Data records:
╔══

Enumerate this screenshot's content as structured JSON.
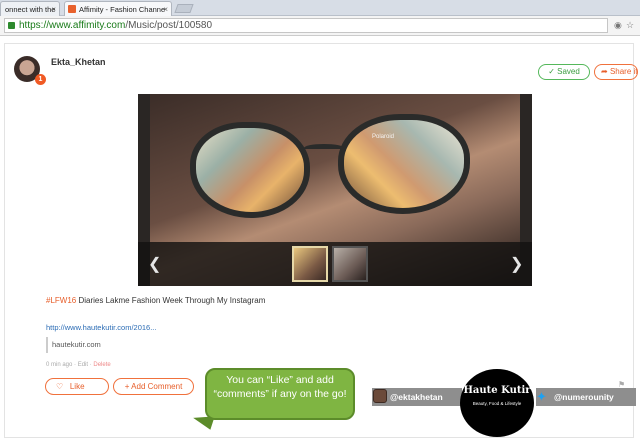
{
  "browser": {
    "tabs": [
      {
        "label": "onnect with the"
      },
      {
        "label": "Affimity - Fashion Channe"
      }
    ],
    "tab_close": "×",
    "url_host": "https://www.affimity.com",
    "url_path": "/Music/post/100580"
  },
  "post": {
    "username": "Ekta_Khetan",
    "notification_count": "1",
    "saved_label": "Saved",
    "share_label": "Share it!",
    "image_brand": "Polaroid",
    "hashtag": "#LFW16",
    "title_rest": " Diaries Lakme Fashion Week Through My Instagram",
    "link": "http://www.hautekutir.com/2016...",
    "domain": "hautekutir.com",
    "meta_time": "0 min ago",
    "meta_edit": "Edit",
    "meta_delete": "Delete",
    "like_label": "Like",
    "comment_label": "+ Add Comment"
  },
  "callout": {
    "text": "You can “Like” and add “comments” if any on the go!"
  },
  "footer": {
    "instagram_handle": "@ektakhetan",
    "twitter_handle": "@numerounity",
    "logo_title": "Haute Kutir",
    "logo_subtitle": "Beauty, Food & Lifestyle"
  },
  "colors": {
    "accent": "#e75e2a",
    "saved_green": "#3c9d42",
    "callout_green": "#7fb542",
    "link_blue": "#2b6cb5"
  }
}
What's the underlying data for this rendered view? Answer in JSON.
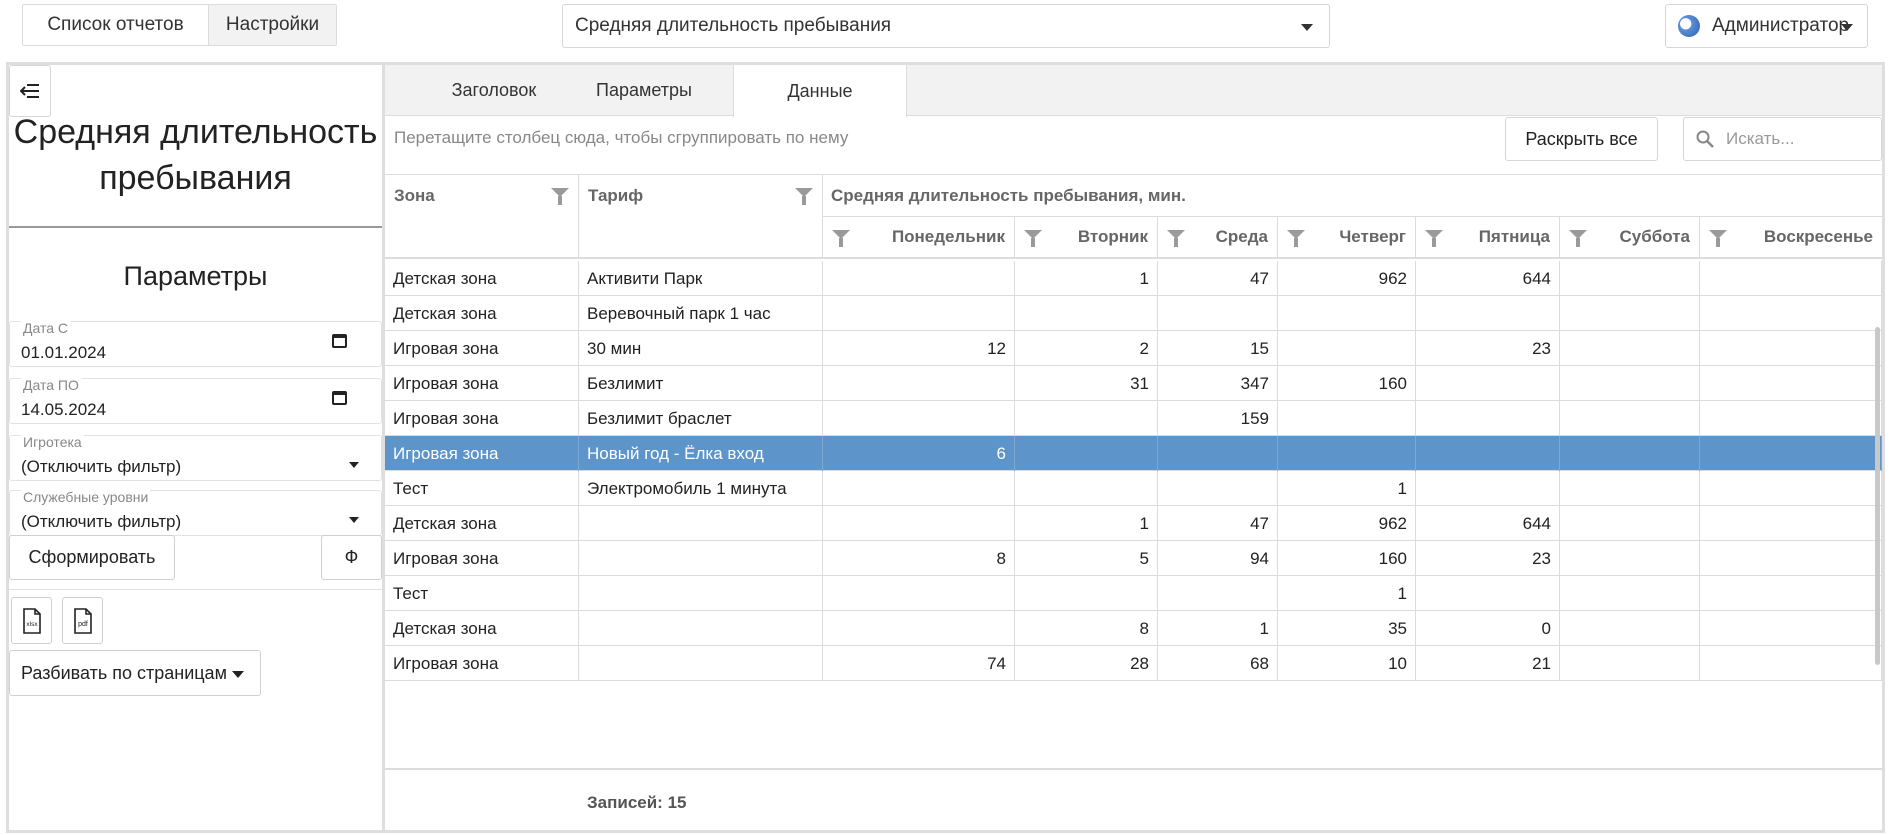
{
  "topbar": {
    "reports_label": "Список отчетов",
    "settings_label": "Настройки",
    "selected_report": "Средняя длительность пребывания",
    "user_label": "Администратор"
  },
  "left": {
    "report_title": "Средняя длительность пребывания",
    "params_heading": "Параметры",
    "date_from_label": "Дата С",
    "date_from_value": "01.01.2024",
    "date_to_label": "Дата ПО",
    "date_to_value": "14.05.2024",
    "playroom_label": "Игротека",
    "playroom_value": "(Отключить фильтр)",
    "service_levels_label": "Служебные уровни",
    "service_levels_value": "(Отключить фильтр)",
    "generate_label": "Сформировать",
    "f_label": "Ф",
    "xlsx_label": "xlsx",
    "pdf_label": "pdf",
    "paging_label": "Разбивать по страницам"
  },
  "tabs": [
    {
      "label": "Заголовок",
      "active": false
    },
    {
      "label": "Параметры",
      "active": false
    },
    {
      "label": "Данные",
      "active": true
    }
  ],
  "toolbar": {
    "group_hint": "Перетащите столбец сюда, чтобы сгруппировать по нему",
    "expand_label": "Раскрыть все",
    "search_placeholder": "Искать..."
  },
  "grid": {
    "col_zone": "Зона",
    "col_tariff": "Тариф",
    "band_title": "Средняя длительность пребывания, мин.",
    "days": [
      "Понедельник",
      "Вторник",
      "Среда",
      "Четверг",
      "Пятница",
      "Суббота",
      "Воскресенье"
    ],
    "rows": [
      {
        "zone": "Детская зона",
        "tariff": "Активити Парк",
        "vals": [
          "",
          "1",
          "47",
          "962",
          "644",
          "",
          ""
        ],
        "selected": false
      },
      {
        "zone": "Детская зона",
        "tariff": "Веревочный парк 1 час",
        "vals": [
          "",
          "",
          "",
          "",
          "",
          "",
          ""
        ],
        "selected": false
      },
      {
        "zone": "Игровая зона",
        "tariff": "30 мин",
        "vals": [
          "12",
          "2",
          "15",
          "",
          "23",
          "",
          ""
        ],
        "selected": false
      },
      {
        "zone": "Игровая зона",
        "tariff": "Безлимит",
        "vals": [
          "",
          "31",
          "347",
          "160",
          "",
          "",
          ""
        ],
        "selected": false
      },
      {
        "zone": "Игровая зона",
        "tariff": "Безлимит браслет",
        "vals": [
          "",
          "",
          "159",
          "",
          "",
          "",
          ""
        ],
        "selected": false
      },
      {
        "zone": "Игровая зона",
        "tariff": "Новый год - Ёлка вход",
        "vals": [
          "6",
          "",
          "",
          "",
          "",
          "",
          ""
        ],
        "selected": true
      },
      {
        "zone": "Тест",
        "tariff": "Электромобиль 1 минута",
        "vals": [
          "",
          "",
          "",
          "1",
          "",
          "",
          ""
        ],
        "selected": false
      },
      {
        "zone": "Детская зона",
        "tariff": "",
        "vals": [
          "",
          "1",
          "47",
          "962",
          "644",
          "",
          ""
        ],
        "selected": false
      },
      {
        "zone": "Игровая зона",
        "tariff": "",
        "vals": [
          "8",
          "5",
          "94",
          "160",
          "23",
          "",
          ""
        ],
        "selected": false
      },
      {
        "zone": "Тест",
        "tariff": "",
        "vals": [
          "",
          "",
          "",
          "1",
          "",
          "",
          ""
        ],
        "selected": false
      },
      {
        "zone": "Детская зона",
        "tariff": "",
        "vals": [
          "",
          "8",
          "1",
          "35",
          "0",
          "",
          ""
        ],
        "selected": false
      },
      {
        "zone": "Игровая зона",
        "tariff": "",
        "vals": [
          "74",
          "28",
          "68",
          "10",
          "21",
          "",
          ""
        ],
        "selected": false
      }
    ],
    "records_label": "Записей: 15"
  }
}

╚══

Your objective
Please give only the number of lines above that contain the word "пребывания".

Completed task
3